> _WHAT IS REQUIRED_
The response has to reproduce all entries exactly while excluding their pictures.

(Data items)
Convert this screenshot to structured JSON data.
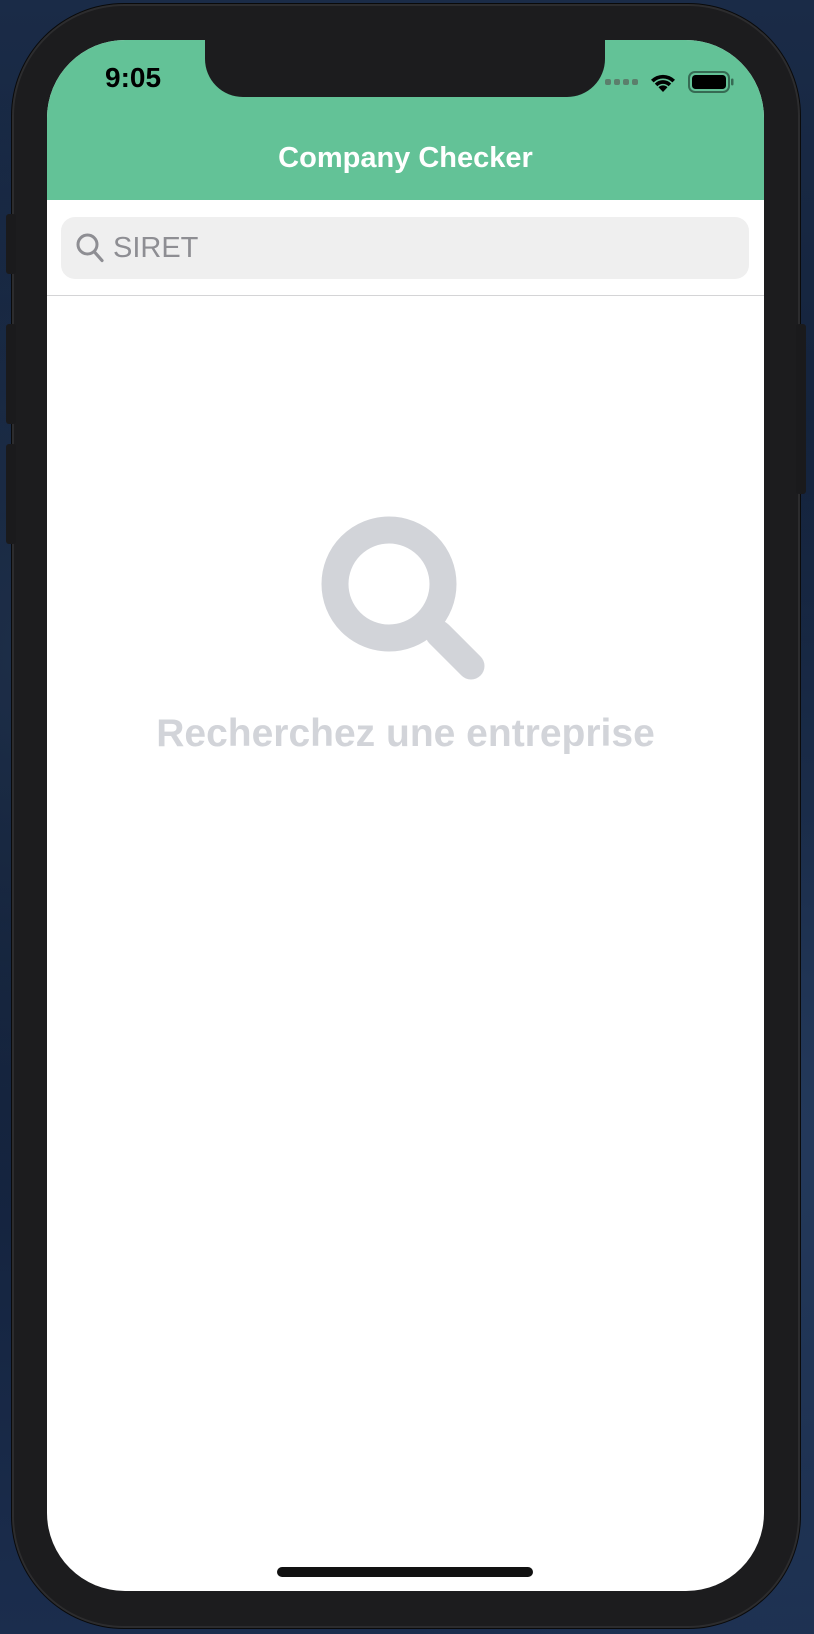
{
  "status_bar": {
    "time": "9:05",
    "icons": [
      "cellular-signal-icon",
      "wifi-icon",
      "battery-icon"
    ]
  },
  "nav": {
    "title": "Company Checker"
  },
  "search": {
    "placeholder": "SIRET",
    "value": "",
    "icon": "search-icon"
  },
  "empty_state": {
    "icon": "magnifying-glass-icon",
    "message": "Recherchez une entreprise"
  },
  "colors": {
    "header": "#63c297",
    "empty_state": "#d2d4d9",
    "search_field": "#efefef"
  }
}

> _EXERCISE ANSWER_
Convert this screenshot to structured JSON data.
{
  "status_bar": {
    "time": "9:05",
    "icons": [
      "cellular-signal-icon",
      "wifi-icon",
      "battery-icon"
    ]
  },
  "nav": {
    "title": "Company Checker"
  },
  "search": {
    "placeholder": "SIRET",
    "value": "",
    "icon": "search-icon"
  },
  "empty_state": {
    "icon": "magnifying-glass-icon",
    "message": "Recherchez une entreprise"
  },
  "colors": {
    "header": "#63c297",
    "empty_state": "#d2d4d9",
    "search_field": "#efefef"
  }
}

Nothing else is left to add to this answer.